Task details: What follows is a set of records; give them all back exactly.

(Input records)

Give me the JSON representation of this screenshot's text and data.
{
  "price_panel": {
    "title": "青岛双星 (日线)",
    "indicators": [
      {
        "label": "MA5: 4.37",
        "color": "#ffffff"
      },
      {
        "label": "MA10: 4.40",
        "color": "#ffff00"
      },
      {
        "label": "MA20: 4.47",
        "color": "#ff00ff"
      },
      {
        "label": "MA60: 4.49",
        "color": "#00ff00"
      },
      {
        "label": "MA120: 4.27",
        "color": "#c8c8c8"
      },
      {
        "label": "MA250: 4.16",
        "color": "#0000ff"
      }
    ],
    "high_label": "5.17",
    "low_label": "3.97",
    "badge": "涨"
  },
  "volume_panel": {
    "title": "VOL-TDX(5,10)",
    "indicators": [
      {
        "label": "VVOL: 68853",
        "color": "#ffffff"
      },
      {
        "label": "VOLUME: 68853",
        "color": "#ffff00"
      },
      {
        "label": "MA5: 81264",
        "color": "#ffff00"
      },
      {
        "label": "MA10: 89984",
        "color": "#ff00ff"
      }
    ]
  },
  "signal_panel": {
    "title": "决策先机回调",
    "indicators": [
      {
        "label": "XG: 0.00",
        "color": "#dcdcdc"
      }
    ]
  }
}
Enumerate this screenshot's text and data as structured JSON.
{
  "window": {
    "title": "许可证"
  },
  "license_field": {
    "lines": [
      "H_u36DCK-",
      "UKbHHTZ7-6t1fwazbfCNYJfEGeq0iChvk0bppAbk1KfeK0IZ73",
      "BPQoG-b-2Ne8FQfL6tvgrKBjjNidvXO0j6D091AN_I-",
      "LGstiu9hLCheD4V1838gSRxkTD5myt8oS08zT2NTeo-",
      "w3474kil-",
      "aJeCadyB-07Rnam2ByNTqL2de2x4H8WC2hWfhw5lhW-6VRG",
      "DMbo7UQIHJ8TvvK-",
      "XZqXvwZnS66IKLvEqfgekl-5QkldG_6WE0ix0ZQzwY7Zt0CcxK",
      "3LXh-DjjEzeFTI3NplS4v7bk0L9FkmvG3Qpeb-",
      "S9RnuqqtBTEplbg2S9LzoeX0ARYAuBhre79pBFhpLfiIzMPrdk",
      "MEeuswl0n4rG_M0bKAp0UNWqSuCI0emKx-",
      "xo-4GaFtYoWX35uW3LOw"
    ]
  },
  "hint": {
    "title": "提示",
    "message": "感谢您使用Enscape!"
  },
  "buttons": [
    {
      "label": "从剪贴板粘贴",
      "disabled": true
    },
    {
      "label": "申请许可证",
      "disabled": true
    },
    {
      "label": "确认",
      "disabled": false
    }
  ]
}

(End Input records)

Response to the exercise:
Give me the JSON representation of this screenshot's text and data.
{
  "price_panel": {
    "title": "青岛双星 (日线)",
    "indicators": [
      {
        "label": "MA5: 4.37",
        "color": "#ffffff"
      },
      {
        "label": "MA10: 4.40",
        "color": "#ffff00"
      },
      {
        "label": "MA20: 4.47",
        "color": "#ff00ff"
      },
      {
        "label": "MA60: 4.49",
        "color": "#00ff00"
      },
      {
        "label": "MA120: 4.27",
        "color": "#c8c8c8"
      },
      {
        "label": "MA250: 4.16",
        "color": "#0000ff"
      }
    ],
    "high_label": "5.17",
    "low_label": "3.97",
    "badge": "涨"
  },
  "volume_panel": {
    "title": "VOL-TDX(5,10)",
    "indicators": [
      {
        "label": "VVOL: 68853",
        "color": "#ffffff"
      },
      {
        "label": "VOLUME: 68853",
        "color": "#ffff00"
      },
      {
        "label": "MA5: 81264",
        "color": "#ffff00"
      },
      {
        "label": "MA10: 89984",
        "color": "#ff00ff"
      }
    ]
  },
  "signal_panel": {
    "title": "决策先机回调",
    "indicators": [
      {
        "label": "XG: 0.00",
        "color": "#dcdcdc"
      }
    ]
  }
}
Enumerate this screenshot's text and data as structured JSON.
{
  "window": {
    "title": "许可证"
  },
  "license_field": {
    "lines": [
      "H_u36DCK-",
      "UKbHHTZ7-6t1fwazbfCNYJfEGeq0iChvk0bppAbk1KfeK0IZ73",
      "BPQoG-b-2Ne8FQfL6tvgrKBjjNidvXO0j6D091AN_I-",
      "LGstiu9hLCheD4V1838gSRxkTD5myt8oS08zT2NTeo-",
      "w3474kil-",
      "aJeCadyB-07Rnam2ByNTqL2de2x4H8WC2hWfhw5lhW-6VRG",
      "DMbo7UQIHJ8TvvK-",
      "XZqXvwZnS66IKLvEqfgekl-5QkldG_6WE0ix0ZQzwY7Zt0CcxK",
      "3LXh-DjjEzeFTI3NplS4v7bk0L9FkmvG3Qpeb-",
      "S9RnuqqtBTEplbg2S9LzoeX0ARYAuBhre79pBFhpLfiIzMPrdk",
      "MEeuswl0n4rG_M0bKAp0UNWqSuCI0emKx-",
      "xo-4GaFtYoWX35uW3LOw"
    ]
  },
  "hint": {
    "title": "提示",
    "message": "感谢您使用Enscape!"
  },
  "buttons": [
    {
      "label": "从剪贴板粘贴",
      "disabled": true
    },
    {
      "label": "申请许可证",
      "disabled": true
    },
    {
      "label": "确认",
      "disabled": false
    }
  ]
}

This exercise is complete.